Heather Cooke's Success with Mathematics, 2003
Pin down your fleeting and ephemeral thoughts and possibilities.
Stabilize them: "What do I know?" "What do I want?" "I wonder if ...." "Maybe ...?"
Writing them down helps you clarify them,
And it affords you an easier access to them again later.
page 99, 101
Wait before you draw/sketch.
Wait before you have formed an image in your mind.
page 101, 103
Try an example to detect a pattern.
Try something smaller, simpler, more restricted, more special, or partial or auxiliary.
Vary many aspects to get a sense of the original question.
Vary many aspects to recognize variants in future.
e.g. What aspects can be changed?
What is the range/scope of variation?
In what ways can a given aspect be changed?
- Ask "Why stuck?" What do you already know? What do you still want? Can you bridge between the known and the unknown/wanted?
- Simplify: Break it down. Substitute simpler/easier words or numbers.
- What else do you think you need? kind of information? from of information?
- Say it out loud or talk to a toy.
- Use the given/worked solution a bit.
- Take a break, do something very different.
- Skip, later studies may help.
- After you have solved something that got you stuck for a while, do post-mortem.
1.What helped to get you going again?
2.What led you to getting stuck in the first place?
By Matt Bardin and Susan Fine, 2005.

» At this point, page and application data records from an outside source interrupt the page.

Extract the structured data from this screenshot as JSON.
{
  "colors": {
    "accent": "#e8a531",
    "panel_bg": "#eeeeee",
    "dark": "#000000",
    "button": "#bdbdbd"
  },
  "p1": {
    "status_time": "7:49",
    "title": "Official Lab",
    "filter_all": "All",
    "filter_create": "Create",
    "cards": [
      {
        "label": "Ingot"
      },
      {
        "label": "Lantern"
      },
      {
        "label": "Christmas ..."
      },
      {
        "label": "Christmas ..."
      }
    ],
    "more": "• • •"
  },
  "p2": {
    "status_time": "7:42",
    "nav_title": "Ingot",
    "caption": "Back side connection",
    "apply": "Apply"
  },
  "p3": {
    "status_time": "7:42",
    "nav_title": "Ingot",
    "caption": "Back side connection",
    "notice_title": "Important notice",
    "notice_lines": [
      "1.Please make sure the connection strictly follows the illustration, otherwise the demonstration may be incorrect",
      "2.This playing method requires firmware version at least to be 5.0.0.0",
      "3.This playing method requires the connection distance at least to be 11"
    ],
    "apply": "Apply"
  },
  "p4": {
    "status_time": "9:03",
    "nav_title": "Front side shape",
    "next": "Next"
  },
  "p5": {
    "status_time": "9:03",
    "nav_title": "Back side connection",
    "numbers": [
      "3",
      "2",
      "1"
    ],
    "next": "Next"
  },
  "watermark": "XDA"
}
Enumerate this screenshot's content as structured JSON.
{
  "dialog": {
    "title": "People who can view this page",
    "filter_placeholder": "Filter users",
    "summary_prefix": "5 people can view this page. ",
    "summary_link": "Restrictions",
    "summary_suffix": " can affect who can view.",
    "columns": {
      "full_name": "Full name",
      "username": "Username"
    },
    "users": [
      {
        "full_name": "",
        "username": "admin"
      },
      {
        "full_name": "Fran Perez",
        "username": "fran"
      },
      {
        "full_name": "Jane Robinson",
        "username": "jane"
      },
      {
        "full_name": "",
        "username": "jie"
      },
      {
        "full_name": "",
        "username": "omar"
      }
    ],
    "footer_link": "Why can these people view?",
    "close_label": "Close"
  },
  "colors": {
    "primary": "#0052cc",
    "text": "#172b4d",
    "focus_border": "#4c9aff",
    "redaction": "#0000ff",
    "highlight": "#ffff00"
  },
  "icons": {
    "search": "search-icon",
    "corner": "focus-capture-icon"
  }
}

They suggest walking through the open door, swiftly and with confidence. "The open door" is a metaphor for those "pieces of the puzzle that make sense" to you right now. You should try them one at a time, and do only what comes easily to you.